Twitter ads postscript (and one-star boasts)

I've previously pointed out here that the critics were already being rendered redundant by a campaign of ads using Tweets solicited by a #lovemormon hashtag before the show even opened.

Last Friday, I also mentioned how odd it was to see another London show Viva Forever! also running a full page ad earlier last week incorporating Twitter quotes. Sarah Hall, the managing director of Dewynters plc who are behind both advertising campaigns, came clean in a response she posted on the blog over the weekend to admit fault:

The Book of Mormon has, via its relationship with Twitter, developed an international campaign using tweets in their marketing and advertising campaigns. That campaign was brought to Dewynters by The Book of Mormon, it was an error on Dewynters part to use a tweet based campaign for another client and we have apologised to The Book of Mormon for doing so.

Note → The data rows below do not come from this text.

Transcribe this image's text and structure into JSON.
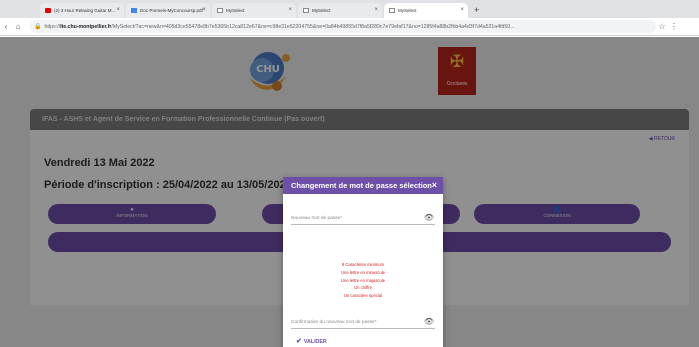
{
  "browser": {
    "tabs": [
      {
        "label": "(2) 3 Hour Relaxing Guitar M...",
        "favicon": "youtube-icon"
      },
      {
        "label": "Doc-Pormeis-MyConcoursp.pdf",
        "favicon": "doc-icon"
      },
      {
        "label": "MySelect",
        "favicon": "doc-icon"
      },
      {
        "label": "MySelect",
        "favicon": "doc-icon"
      },
      {
        "label": "MySelect",
        "favicon": "doc-icon"
      }
    ],
    "new_tab": "+",
    "url_prefix": "https://",
    "url_domain": "lte.chu-montpellier.fr",
    "url_rest": "/MySelect/?ac=new&n=405d3ce55478e8b7e5365b12ca812e67&ne=c98e31e52204755&ne=0a84b49855d7f8a5f289c7e79efaf17&no=1285f4a88b2fbb4a4d3f7d4a531a4fd50..."
  },
  "page": {
    "logo_chu_text": "CHU",
    "logo_region_text": "Occitanie",
    "offer_title": "IFAS - ASHS et Agent de Service en Formation Professionnelle Continue (Pas ouvert)",
    "retour": "RETOUR",
    "date_title": "Vendredi 13 Mai 2022",
    "period": "Période d'inscription : 25/04/2022 au 13/05/2022",
    "btn_information": "INFORMATION",
    "btn_connexion": "CONNEXION"
  },
  "modal": {
    "title": "Changement de mot de passe sélection",
    "new_password_label": "Nouveau mot de passe*",
    "rules": [
      "8 Caractères minimum",
      "Une lettre en minuscule",
      "Une lettre en majuscule",
      "Un chiffre",
      "Un caractère spécial"
    ],
    "confirm_label": "Confirmation du nouveau mot de passe*",
    "validate_label": "VALIDER"
  }
}
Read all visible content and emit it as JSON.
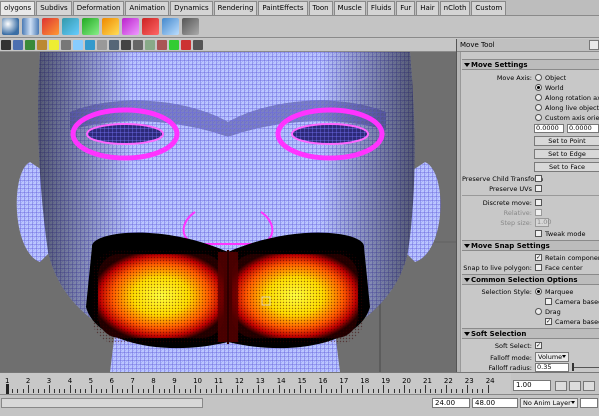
{
  "shelf": {
    "tabs": [
      "olygons",
      "Subdivs",
      "Deformation",
      "Animation",
      "Dynamics",
      "Rendering",
      "PaintEffects",
      "Toon",
      "Muscle",
      "Fluids",
      "Fur",
      "Hair",
      "nCloth",
      "Custom"
    ],
    "active_tab": 0
  },
  "tool_panel": {
    "title": "Move Tool",
    "move_settings": {
      "header": "Move Settings",
      "move_axis_label": "Move Axis:",
      "axis_options": [
        "Object",
        "World",
        "Along rotation axis",
        "Along live object axis",
        "Custom axis orientation"
      ],
      "axis_selected": "World",
      "custom_values": [
        "0.0000",
        "0.0000"
      ],
      "set_to_point": "Set to Point",
      "set_to_edge": "Set to Edge",
      "set_to_face": "Set to Face",
      "preserve_child": "Preserve Child Transform",
      "preserve_uvs": "Preserve UVs",
      "discrete_move": "Discrete move:",
      "relative": "Relative:",
      "step_size": "Step size:",
      "step_value": "1.00",
      "tweak_mode": "Tweak mode"
    },
    "move_snap": {
      "header": "Move Snap Settings",
      "retain_spacing": "Retain component sp",
      "snap_live": "Snap to live polygon:",
      "face_center": "Face center"
    },
    "common_selection": {
      "header": "Common Selection Options",
      "selection_style": "Selection Style:",
      "marquee": "Marquee",
      "camera_based_sel": "Camera based se",
      "drag": "Drag",
      "camera_based_paint": "Camera based pa"
    },
    "soft_selection": {
      "header": "Soft Selection",
      "soft_select": "Soft Select:",
      "falloff_mode": "Falloff mode:",
      "falloff_value": "Volume",
      "falloff_radius": "Falloff radius:",
      "radius_value": "0.35"
    }
  },
  "timeline": {
    "ticks": [
      "1",
      "2",
      "3",
      "4",
      "5",
      "6",
      "7",
      "8",
      "9",
      "10",
      "11",
      "12",
      "13",
      "14",
      "15",
      "16",
      "17",
      "18",
      "19",
      "20",
      "21",
      "22",
      "23",
      "24"
    ],
    "current_frame": "1.00"
  },
  "range": {
    "start": "24.00",
    "end": "48.00",
    "anim_layer": "No Anim Layer"
  },
  "colors": {
    "wire": "#7a7aff",
    "select_highlight": "#ff33ff",
    "soft_hot": "#ffff00",
    "soft_mid": "#ff2200"
  }
}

Instead, Viva Forever! on Saturday tried out a different approach entirely. They took out a full page ad in The Guardian Guide 'boasting' not of the show's five star reviews, but of five of its ONE-STAR ones (from the Sunday Times, Mail on Sunday, Daily Telegraph, Daily Mail and Time Out). It then offered these words:

#whatashocker. 80,000 tweets and seen by over 111,000 people. The critics may not have been dancing in the aisles but the audiences at the Piccadilly Theatre certainly are.

Muhammed! The Musical or The Book of Common Prayer next?

Finally, two critics have pitched their own musicals. In the Sunday Times, Christopher Hart declared on the weekend, "Surely it can only be a matter of time before some enterprising impresario takes up my own brilliant Muhammad! The Musical, sure to be an explosive new West End hit, with terrific sing-along show tunes including Ramadan-a-Ding-Dong and Baby You Look Better in a Burqa." (Actually, I feel he's been beaten to it by a fringe musical a couple of years ago that was called Jihad! The Musical, seen at Jermyn Street Theatre, which was so bad that I dubbed it "an act of theatrical terrorism" at the time.)

And the Independent's Paul Taylor e-mailed to me to propose his own show, The Book of Common Prayer, to go in head-to-head competition with Mormon.

As he wrote,

It's about a gender-reassigned male-to-female C of E curate who plots a "honey-trap" for a visiting death-to-homosexuals Nigerian archbishop while secretly moonlighting as the "hub" of an intercontinental "gay for pay" agency. (It's Maureen Lipman's part if she wants it.)

Sample lyric – You put the 'cum' in 'ecumenical' / You put the 'ass' in 'neurasthenical'

C'mon Mark, get behind it.

I am happy to put it out there and see if any producer bites…